September 23, 2015
Over the last weekend, French President Francois Hollande undertook a friendship visit to the North African nation of Morocco that had greater significance than one would imagine. Apart from historical and cultural ties, the France-Morocco relationship assumes importance at a time when Europe is witnessing waves of refugees knocking on its doors. Understandably, this is a huge test for EU. A deal to distribute 120,000 refugees among EU member states has already witnessed bad blood with several central and eastern European states vowing to challenge the move.
Against this backdrop, there are now security concerns that Islamists could be recruiting among the incoming refugees. There have already been some reports of sectarian clashes breaking out among migrants in European refugee camps. This means Middle East’s sectarian strife, which is at the root of the conflict in Syria and Iraq, has the potential of being imported to Europe. Germany has already said that it’s keeping a close watch on suspected Islamists who may be trying to recruit refugees to their cause under the cover of humanitarian assistance.
Of course, this problem will not be unique to Germany and other European nations that take in refugees would also have to maintain strict vigil. It’s in this context that deepening of France-Morocco ties becomes imperative. France has realised that Morocco is uniquely placed to address some of the root causes of Islamic radicalization being witnessed in the Middle East and Africa. Since France and other European countries will now have to figure out how best to rehabilitate the refugees, it must redouble its de-radicalisation efforts.
Towards this end, French imams are to be sent to Morocco where they will be instructed in the values of openness and tolerance. Morocco has been championing a moderate version of Islam that is in consonance with the principles of twenty first century democracy. Under the guidance of monarch King Mohammed VI, the initiative is part of a well thought-out strategy to fight the scourge of Islamic extremism. For this purpose, the Mohammed VI Institute for the Training of Imams, Morchidines, and Morchidates – an 18 million euro facility – was opened in March this year. French imams will receive their training here.
In fact, it’s not just France but several countries in North and Sub-Saharan Africa – such as Mali, Libya, Tunisia, Cote d’Ivoire, Gabon and Guinea – have agreed to send their imams for training in Morocco. Increasing international appreciation for this unique Moroccan programme must not go unnoticed in New Delhi. The latter also faces challenges from Islamic extremism – as exemplified by recent revelations of Islamic State recruits from India – and could seek cooperation with Rabat in de-radicalisation efforts.
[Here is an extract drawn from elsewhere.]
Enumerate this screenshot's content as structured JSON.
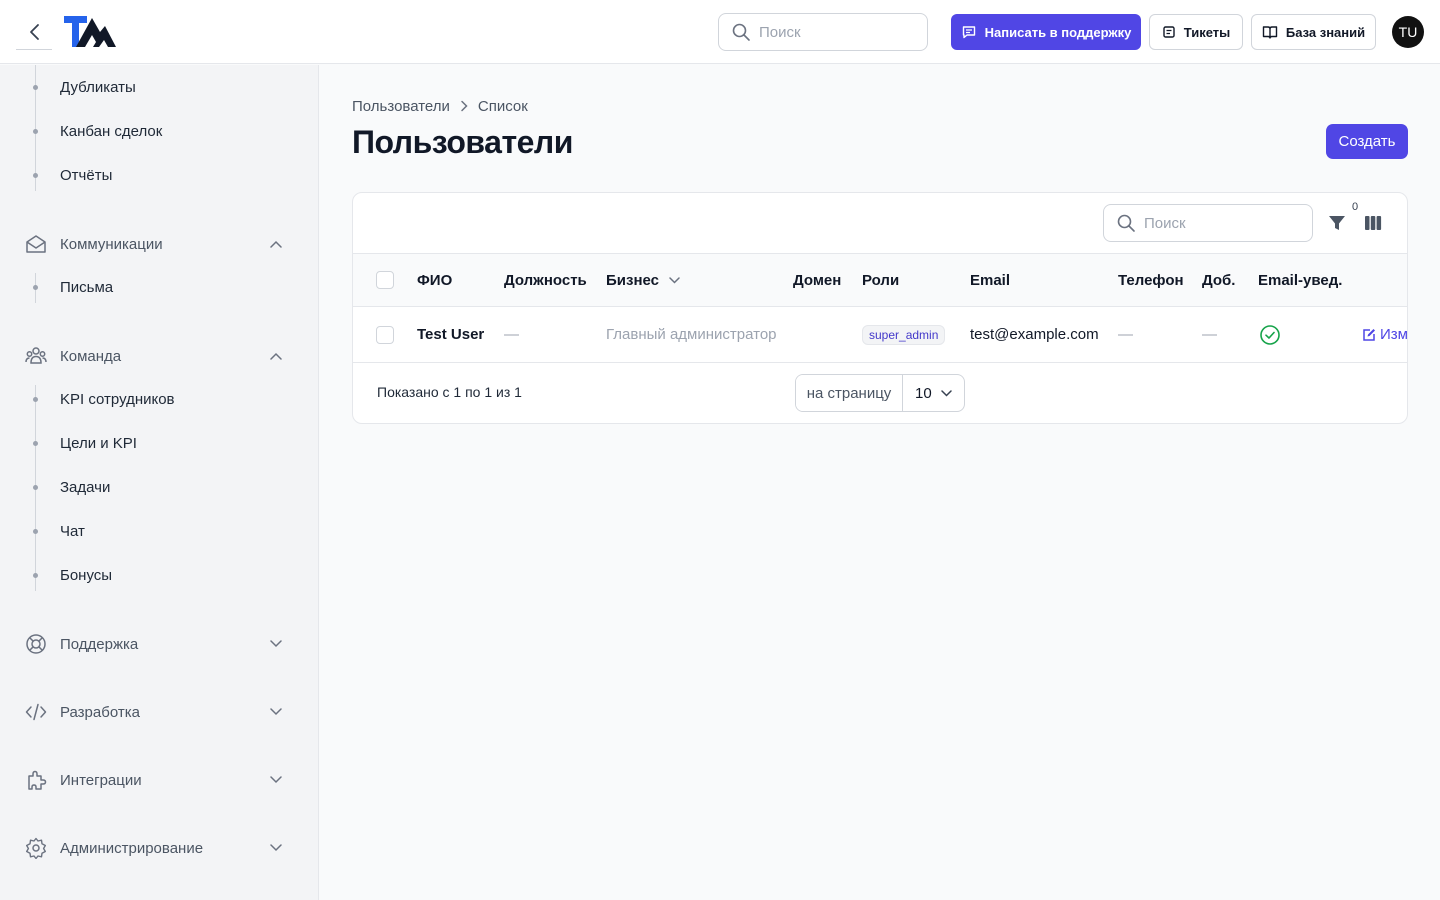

In fact, given that New Delhi is to host a big ticket India-Africa summit next month, such India-Morocco cooperation in fighting extremism could lay the foundation of layered engagement not just between the two countries but also between India and Africa as a whole. Morocco can be India’s partner in Francophone Africa and help open up a new channel between India, Africa and Europe.